Contact: Tim Lucas, 919/613-8084, firstname.lastname@example.org
by Sergio Tovar, Nicholas School Social Media Specialist
DURHAM, N.C. – Students planning careers in the energy sector increasingly need mastery of the complex skills required to do long-term forecasting under uncertain conditions.
Few people are better qualified to teach these skills than Luana Marangon Lima.
The Brazilian native, who joined the Nicholas School faculty in January as visiting assistant professor of energy and the environment, is an expert in analyzing energy systems. Much of her research focuses on using cutting-edge algorithms and techniques to forecast renewable energy generation.
“Luana’s experience teaching applied statistics and operations research techniques to solve energy-related problems, when combined with her research on hydropower and other renewable sectors, sets her apart and is what made her our top candidate,” says Stanback Dean Jeff Vincent “Our school and, most importantly, our students are fortunate to have her.”
Dalia Patiño-Echeverri, Gendell Associate Professor of Energy Systems and Public Policy, agrees. “I am thrilled that Luana is here enriching the course offerings in quantitative tools for energy systems analysis,” she says.
This semester, Marangon Lima is teaching a new course, “Time-Series Analysis for Energy Data” that focuses on time-series analysis, models and forecasting, with an emphasis on energy and environment applications. In addition to acquiring the skills needed to do long-term forecasts, students will examine the scientific, economic, societal and governmental forces that shape institutional strategies for resource management as well as institutional structures that can constrain these strategies or allow adaptation.
“This course is like a dream come true,” she says. “I’m having the chance to teach what I like to do most.”
Born in Rio de Janeiro, Marangon Lima’s upbringing fostered a passion for energy research. She says her father, an electrical engineer, instilled an interest in the field from an early age.
She earned bachelor’s and master’s degrees in electrical engineering at Brazil’s Federal University of Itajubá, before getting her PhD in operations research and industrial engineering at the University of Texas at Austin in 2011. Her dissertation focused on developing a time-series model to forecast reservoir inflows in Brazil under climate change scenarios.
Marangon Lima returned to Brazil after graduation to investigate the effects of climate change on the country’s hydrothermal energy production for current and future power plants.

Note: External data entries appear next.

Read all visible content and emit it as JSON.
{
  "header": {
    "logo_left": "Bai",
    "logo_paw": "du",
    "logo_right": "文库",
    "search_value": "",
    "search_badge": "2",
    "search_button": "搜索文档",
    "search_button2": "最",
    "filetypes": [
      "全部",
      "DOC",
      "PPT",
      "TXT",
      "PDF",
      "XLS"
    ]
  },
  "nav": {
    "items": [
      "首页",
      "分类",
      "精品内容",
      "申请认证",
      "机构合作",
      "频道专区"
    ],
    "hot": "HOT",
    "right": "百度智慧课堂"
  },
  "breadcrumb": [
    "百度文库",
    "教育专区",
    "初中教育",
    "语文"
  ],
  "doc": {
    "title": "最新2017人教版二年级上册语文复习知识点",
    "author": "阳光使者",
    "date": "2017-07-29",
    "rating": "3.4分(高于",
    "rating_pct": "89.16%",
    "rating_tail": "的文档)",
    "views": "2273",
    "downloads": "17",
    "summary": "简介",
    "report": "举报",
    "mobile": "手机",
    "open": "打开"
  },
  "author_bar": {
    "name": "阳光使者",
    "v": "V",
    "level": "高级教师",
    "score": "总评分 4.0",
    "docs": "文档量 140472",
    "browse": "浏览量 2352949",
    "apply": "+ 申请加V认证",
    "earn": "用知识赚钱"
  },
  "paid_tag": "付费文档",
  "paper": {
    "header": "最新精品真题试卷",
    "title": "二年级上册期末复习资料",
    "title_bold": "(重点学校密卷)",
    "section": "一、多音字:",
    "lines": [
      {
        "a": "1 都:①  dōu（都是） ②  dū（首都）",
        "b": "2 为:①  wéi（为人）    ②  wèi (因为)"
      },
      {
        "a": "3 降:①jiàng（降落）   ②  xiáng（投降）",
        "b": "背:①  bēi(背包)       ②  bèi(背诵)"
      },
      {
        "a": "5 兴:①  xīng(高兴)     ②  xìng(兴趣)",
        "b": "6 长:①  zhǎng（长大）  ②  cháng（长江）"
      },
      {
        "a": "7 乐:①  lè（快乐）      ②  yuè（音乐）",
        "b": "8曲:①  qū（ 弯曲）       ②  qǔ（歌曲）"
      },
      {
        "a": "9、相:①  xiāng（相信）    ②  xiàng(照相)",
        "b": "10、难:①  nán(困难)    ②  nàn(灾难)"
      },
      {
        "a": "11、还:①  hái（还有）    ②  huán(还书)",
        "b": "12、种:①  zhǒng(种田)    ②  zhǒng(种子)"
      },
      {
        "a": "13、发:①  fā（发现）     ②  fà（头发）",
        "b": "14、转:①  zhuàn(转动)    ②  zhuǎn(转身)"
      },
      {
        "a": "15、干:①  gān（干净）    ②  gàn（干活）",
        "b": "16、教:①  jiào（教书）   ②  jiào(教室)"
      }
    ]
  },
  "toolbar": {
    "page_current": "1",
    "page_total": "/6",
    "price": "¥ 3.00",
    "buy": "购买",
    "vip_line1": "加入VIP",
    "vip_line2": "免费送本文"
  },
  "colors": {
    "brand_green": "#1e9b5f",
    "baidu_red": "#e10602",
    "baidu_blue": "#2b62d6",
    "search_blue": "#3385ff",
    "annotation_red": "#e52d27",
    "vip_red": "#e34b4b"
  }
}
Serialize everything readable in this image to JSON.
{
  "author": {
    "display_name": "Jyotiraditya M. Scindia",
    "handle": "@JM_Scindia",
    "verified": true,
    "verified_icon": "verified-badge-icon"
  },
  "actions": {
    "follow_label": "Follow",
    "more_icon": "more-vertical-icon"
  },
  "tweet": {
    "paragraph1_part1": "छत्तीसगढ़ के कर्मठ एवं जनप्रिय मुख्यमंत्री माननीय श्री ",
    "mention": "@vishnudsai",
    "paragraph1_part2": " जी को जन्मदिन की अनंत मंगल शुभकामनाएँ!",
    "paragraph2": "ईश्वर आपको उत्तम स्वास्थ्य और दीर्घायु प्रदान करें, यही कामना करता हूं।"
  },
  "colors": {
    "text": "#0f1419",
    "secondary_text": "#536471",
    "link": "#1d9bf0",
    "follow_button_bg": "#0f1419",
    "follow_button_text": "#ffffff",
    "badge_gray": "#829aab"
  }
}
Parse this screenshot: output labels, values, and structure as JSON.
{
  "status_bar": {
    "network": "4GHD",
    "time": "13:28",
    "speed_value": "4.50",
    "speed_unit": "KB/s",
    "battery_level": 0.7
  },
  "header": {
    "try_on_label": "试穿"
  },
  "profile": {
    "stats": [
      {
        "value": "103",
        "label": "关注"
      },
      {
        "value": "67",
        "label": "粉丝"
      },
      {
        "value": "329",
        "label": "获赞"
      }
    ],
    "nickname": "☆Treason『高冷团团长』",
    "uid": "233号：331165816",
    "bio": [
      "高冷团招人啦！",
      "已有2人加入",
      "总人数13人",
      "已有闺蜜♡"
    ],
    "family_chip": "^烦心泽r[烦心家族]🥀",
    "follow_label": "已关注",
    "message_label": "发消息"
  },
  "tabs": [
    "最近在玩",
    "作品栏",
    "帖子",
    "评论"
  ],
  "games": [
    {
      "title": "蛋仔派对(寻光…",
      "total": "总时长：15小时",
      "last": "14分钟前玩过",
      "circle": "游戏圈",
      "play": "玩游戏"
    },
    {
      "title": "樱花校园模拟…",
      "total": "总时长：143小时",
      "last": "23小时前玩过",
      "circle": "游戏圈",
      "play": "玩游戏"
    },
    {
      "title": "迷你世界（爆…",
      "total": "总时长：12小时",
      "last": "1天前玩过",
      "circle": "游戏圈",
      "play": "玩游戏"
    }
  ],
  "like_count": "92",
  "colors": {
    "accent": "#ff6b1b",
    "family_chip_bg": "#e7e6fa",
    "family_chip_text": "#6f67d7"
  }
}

“Most of our energy in Brazil comes from hydroelectric – about 80 percent,” she says. “If we have a good prediction of how much water we get, then we can do a better job of operating and planning the hydrothermal system.”
She returned to Itajubá in 2013 as an assistant professor, teaching both undergraduate and graduate students on topics ranging from electrical engineering to power systems economics and computational methods applied to energy.
In 2016, Marangon Lima moved to Raleigh after her husband landed a position at North Carolina State University.
“As soon as I came here, I started sending emails to my professors at UT, to other colleagues I have around the U.S., and they always said, ‘Wow, you’re close to the Nicholas School and they have everything to do with your research,’” she says.
After researching what Duke and the Nicholas School had to offer, she knew the school would be a great fit for her.
“This is exactly where I want to be,” Marangon Lima says.
She says she looks forward to learning from the diverse perspectives her students and colleagues bring as well to developing new research as she becomes better acquainted with the U.S. energy system.
“The faculty here has a lot of experience and I’m sure I have to learn but also contribute to their research as well,” says Marangon Lima. “That’s what the Nicholas School is all about. We have people from all over the world and they’re working together in the fields of climate, energy, environmental sustainability. It’s a great place to be.”